The year after I graduated from high school, I was admitted to BYU and left in January 1985 to attend classes at the Jerusalem Center and work for a year as a part-time nanny for Professor Kelly Ogden’s family. It was an unusual arrangement that worked well for a student on a small budget from a very large family. It has been international scholars, like Professor Ogden and his wife, Marcia, who had the most profound influence on me. Just observing the pleasure they took in their work was inspiring.
Professor David Galbraith, who had known my family well in Israel, also had a continuing influence on me—one that I doubt he knows about. An offhand comment he made to a mutual friend stuck with me for years: “The Patey siblings are all bright, but Cindy is the scholar in the family.” I remembered it at first because I couldn’t believe it. Later I recalled it often, because, with the passing years, it seemed prophetic. I could not have foreseen where I am now. I hardly knew what graduate school was, and I had never considered becoming a professor. Such thoughts would not surface in my mind for several years to come.
The idea, that I could be a scholar seemed crazy to me, but I latched onto it, secretly securing it in the recesses of my mind like some small, treasured trinket. I didn’t know the idea would grow there, the first seed that when blossoming would determine the course of my life. I graduated in 1990 in European studies with a Hebrew minor and went on to obtain my MA and PhD in German to become employed as a professor of German literature at BYU.

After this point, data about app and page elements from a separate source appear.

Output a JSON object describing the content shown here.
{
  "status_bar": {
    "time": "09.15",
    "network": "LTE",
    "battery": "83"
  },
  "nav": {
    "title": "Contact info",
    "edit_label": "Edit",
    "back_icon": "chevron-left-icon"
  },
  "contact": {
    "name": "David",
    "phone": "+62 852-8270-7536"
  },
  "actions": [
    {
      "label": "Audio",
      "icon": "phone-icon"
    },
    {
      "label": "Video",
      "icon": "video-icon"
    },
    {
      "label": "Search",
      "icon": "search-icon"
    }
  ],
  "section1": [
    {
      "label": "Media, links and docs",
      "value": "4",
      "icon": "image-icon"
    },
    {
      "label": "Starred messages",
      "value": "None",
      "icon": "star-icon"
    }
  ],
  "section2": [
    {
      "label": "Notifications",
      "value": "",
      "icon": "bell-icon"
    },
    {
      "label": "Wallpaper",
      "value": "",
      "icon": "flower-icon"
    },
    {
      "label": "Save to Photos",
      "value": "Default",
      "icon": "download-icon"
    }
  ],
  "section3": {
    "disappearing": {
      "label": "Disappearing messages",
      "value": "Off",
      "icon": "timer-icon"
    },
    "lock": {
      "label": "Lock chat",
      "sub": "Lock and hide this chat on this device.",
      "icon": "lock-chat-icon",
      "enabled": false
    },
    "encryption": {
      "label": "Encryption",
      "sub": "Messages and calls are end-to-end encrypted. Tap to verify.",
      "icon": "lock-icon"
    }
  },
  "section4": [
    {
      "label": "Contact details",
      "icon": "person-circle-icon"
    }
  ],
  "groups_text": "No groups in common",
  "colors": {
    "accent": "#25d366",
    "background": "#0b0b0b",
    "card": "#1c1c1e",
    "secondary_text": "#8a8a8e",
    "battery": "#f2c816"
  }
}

The international experiences that began with my first indirect associations with the Kennedy Center continue to permeate every aspect of my life. I met my husband, Bruce, in Professor Nafez Nazal’s Arab affairs course at the BYU Jerusalem Center. A 1987 Kennedy Center graduate in Near Eastern Studies, he travels the world as an Air National Guard Chaplain, having served in Ecuador, France, Italy, and Germany. Bruce completed a PhD in counseling psychology and works as the director of Academic Support at Utah Valley State College.
We are raising our six sons bilingually in English and German. So far, the two oldest (ages thirteen and fifteen) are following in our footsteps, learning still more languages and going abroad. They have spent semesters in Mexico, France, Spain, Germany, or Costa Rica independent of their parents. We are currently living in Vienna, Austria, where I am directing the Kennedy Center’s Vienna Study Abroad program. I am also delving into my research on the writings of Austrian nuns who served missions in Africa.
Life and scholarship are adventures. Where shall we go next? For now, I have my eye on Namibia.